by Bob Doll
When the Puritan John Winthrop invoked the image of America as a "City Upon a Hill"—seeing model communities for the world in the raw settlements of 17th century New England—the idea of American exceptionalism was born. The concept retains its motivating force and our recovery from this recession offers the latest evidence of it.
There is no question that we face formidable, long-term structural problems that make U.S. stocks less attractive for many investors. But I believe that the spirit of innovation and entrepreneurship that has defined America in past crises will prevail again and propel our markets forward. As such, overweight positions in U.S. equities are more than warranted.
Though housing is weak and debt and deficit levels are rising, compared to the rest of the world the U.S. is in reasonably good shape. Our economic fundamentals are sound: Manufacturing levels are up and interest rates and inflation are low. The broader economy's recovery is also finally translating into meaningful employment improvements—recent employment reports show increases in average hourly earnings and hours worked—and I believe this trend will continue.
The recovery that took root last summer with the help of government stimulus now seems to be evolving into a self-sustaining expansion. In the first quarter of 2010, nominal GDP reached an all-time high. Real GDP will reach a new high either late in the second quarter or early in the third.
Compared with historic trends, these developments are extraordinary. Following the Great Depression, the U.S. took 15 years to return to its previous GDP level. Japan's growth took nearly as long to recover following its "lost decade" of the 1990s. But in just a few quarters, our economy has taken monumental steps toward health.
Now consider Europe, grappling with significant sovereign debt and deflation, and an inflexible currency system straining its governments. In Japan, economic recovery is evident, but the pace is much slower. Deflation and a declining population remain real concerns, a strong yen has slowed exports, and the banking system is pressured.
At the beginning of this year, the consensus expectation for 2010 U.S. GDP growth was around 2.6%. Today it is 3.5%. Expectations for Europe have slid to 0.5%-1.5% from 1.2%-2%. Cyclical recovery appears much stronger in the U.S. than in other developed economies, creating an important tailwind for our stocks.
What about emerging markets? The largest of the emerging economies (Brazil, Russia, India and China) have advanced their global GDP share to 15% from 7% since 1995. But their relative economic expansion has come at the expense of Europe and Japan‐not the U.S. Fifteen years ago, the U.S. accounted for 25% of global GDP. Today? Still 25%. Europe's share, however, has fallen to 21% from 25%, while Japan's has plummeted to 9% from 18%. What's more, emerging market prosperity is to our advantage: It hinges on increasing domestic demand that translates into a larger market for U.S. goods and services.
Our economic recovery, though relatively strong, is still tepid (U-shaped). But our rebound in corporate profits is robust (a definitive V). It's a testament to the flexibility that remains American capitalism's great strength.
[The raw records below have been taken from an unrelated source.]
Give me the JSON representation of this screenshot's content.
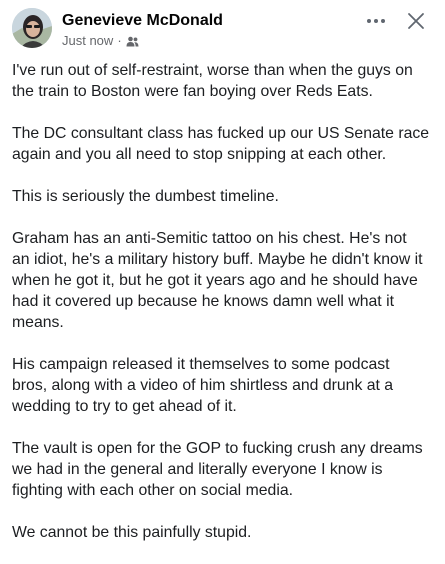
{
  "post": {
    "author": "Genevieve McDonald",
    "time": "Just now",
    "separator": "·",
    "audience_icon": "friends-icon",
    "more_icon": "more-options-icon",
    "close_icon": "close-icon",
    "paragraphs": [
      "I've run out of self-restraint, worse than when the guys on\nthe train to Boston were fan boying over Reds Eats.",
      "The DC consultant class has fucked up our US Senate race\nagain and you all need to stop snipping at each other.",
      "This is seriously the dumbest timeline.",
      "Graham has an anti-Semitic tattoo on his chest. He's not\nan idiot, he's a military history buff. Maybe he didn't know it\nwhen he got it, but he got it years ago and he should have\nhad it covered up because he knows damn well what it\nmeans.",
      "His campaign released it themselves to some podcast\nbros, along with a video of him shirtless and drunk at a\nwedding to try to get ahead of it.",
      "The vault is open for the GOP to fucking crush any dreams\nwe had in the general and literally everyone I know is\nfighting with each other on social media.",
      "We cannot be this painfully stupid."
    ]
  },
  "colors": {
    "text": "#1c1e21",
    "secondary_text": "#65676b",
    "background": "#ffffff"
  }
}
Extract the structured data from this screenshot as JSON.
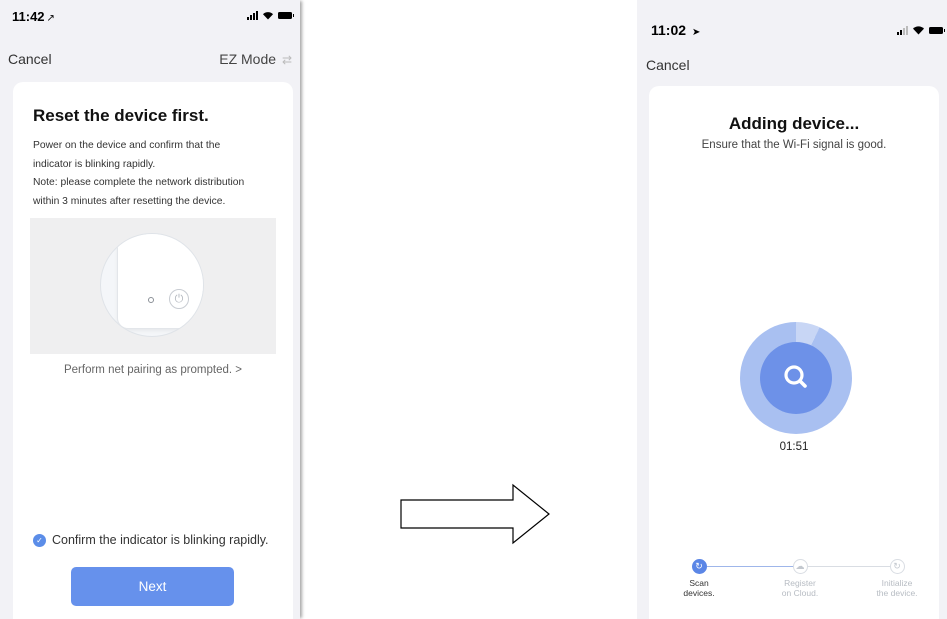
{
  "left_screen": {
    "status_time": "11:42",
    "status_location_glyph": "↗",
    "nav": {
      "cancel": "Cancel",
      "mode": "EZ Mode",
      "mode_icon": "⇄"
    },
    "title": "Reset the device first.",
    "description": [
      "Power on the device and confirm that the",
      "indicator is blinking rapidly.",
      "Note: please complete the network distribution",
      "within 3 minutes after resetting the device."
    ],
    "illustration_icon": "power-icon",
    "pairing_link": "Perform net pairing as prompted. >",
    "confirm_label": "Confirm the indicator is blinking rapidly.",
    "confirm_checked": true,
    "next_button": "Next"
  },
  "right_screen": {
    "status_time": "11:02",
    "status_location_glyph": "➤",
    "nav": {
      "cancel": "Cancel"
    },
    "title": "Adding device...",
    "subtitle": "Ensure that the Wi-Fi signal is good.",
    "timer": "01:51",
    "steps": [
      {
        "label_line1": "Scan",
        "label_line2": "devices.",
        "state": "active"
      },
      {
        "label_line1": "Register",
        "label_line2": "on Cloud.",
        "state": "pending"
      },
      {
        "label_line1": "Initialize",
        "label_line2": "the device.",
        "state": "pending"
      }
    ]
  },
  "colors": {
    "accent": "#6691ec",
    "radar_outer": "#a9c0f1",
    "radar_inner": "#6d91e8",
    "background": "#f2f2f6"
  }
}
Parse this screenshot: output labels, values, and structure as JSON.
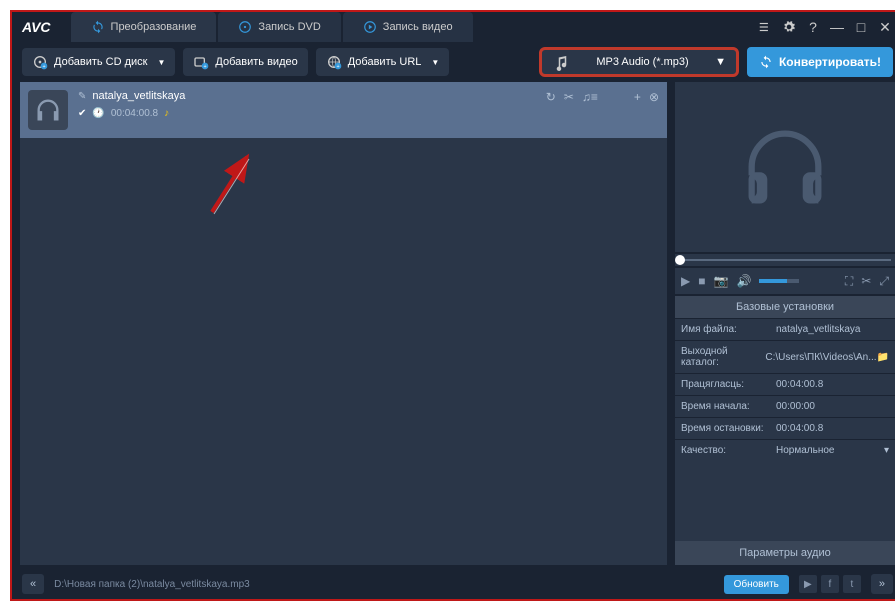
{
  "app": {
    "logo": "AVC"
  },
  "tabs": {
    "convert": "Преобразование",
    "dvd": "Запись DVD",
    "video": "Запись видео"
  },
  "toolbar": {
    "add_cd": "Добавить CD диск",
    "add_video": "Добавить видео",
    "add_url": "Добавить URL",
    "format": "MP3 Audio (*.mp3)",
    "convert": "Конвертировать!"
  },
  "file": {
    "name": "natalya_vetlitskaya",
    "duration": "00:04:00.8"
  },
  "settings": {
    "header": "Базовые установки",
    "filename_label": "Имя файла:",
    "filename_value": "natalya_vetlitskaya",
    "output_label": "Выходной каталог:",
    "output_value": "C:\\Users\\ПК\\Videos\\An...",
    "duration_label": "Працягласць:",
    "duration_value": "00:04:00.8",
    "start_label": "Время начала:",
    "start_value": "00:00:00",
    "stop_label": "Время остановки:",
    "stop_value": "00:04:00.8",
    "quality_label": "Качество:",
    "quality_value": "Нормальное",
    "audio_params": "Параметры аудио"
  },
  "status": {
    "path": "D:\\Новая папка (2)\\natalya_vetlitskaya.mp3",
    "update": "Обновить"
  }
}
When the markets faltered in 2008 and revenue growth stalled, U.S. companies moved decisively to cut costs—unlike their European and Japanese counterparts. Now that recovery has taken hold, businesses are replenishing inventories and rehiring, corporations are expanding exports, and American consumers are responding better than most expected.
Corporate profits could reach a new record high in this year's third quarter. Free cash flow for nonfinancial American companies is also exceptionally high—cash on the balance sheet is close to 11% of assets, a 60-year high. And high cash levels are already generating dividend increases, share buybacks, capital investments and M&A activity—all extremely shareholder friendly.
The importance of improving America's productivity growth can't be overstated. High productivity tends to lower unit labor costs and boost corporate profits.
According to Citigroup, U.S. unit labor costs are dropping at their fastest pace in 40 years. We last saw a similar surge in U.S. productivity in the late 1990s. Then, U.S. corporations were heavily investing in their own businesses, and foreign investors were increasing their U.S. allocations. This sparked a rise in the dollar. Improving productivity, a strengthening currency, and rising equity markets are linked. We saw that synchronization 15 years ago, and we are seeing it today.
Indeed, U.S. equities arguably have been outperforming. In the first four months of 2010, U.S. markets were up roughly 6.5%, compared with 2.6% for global equities. Many European markets were in negative territory; only Japan was outpacing the U.S. When the sovereign-debt crisis escalated in May, European, Japanese and emerging markets stocks all fell more sharply than U.S. markets. The bottom line is that the U.S. has generally performed better on the upside this year and held its ground better on the downside.
The relative strength of U.S. stocks is no accident. Since the credit crisis struck, we have taken quicker action and demonstrated greater innovation than our competitors.
Potential risks—trade complications, escalating credit contagion, overly aggressive financial regulation, and tax increases—clearly remain. But for the moment, our nation seems poised to remain a City Upon a Hill.
Mr. Doll is vice chairman and chief equity strategist for fundamental equities at BlackRock, and lead portfolio manager for the BlackRock Large Cap Series.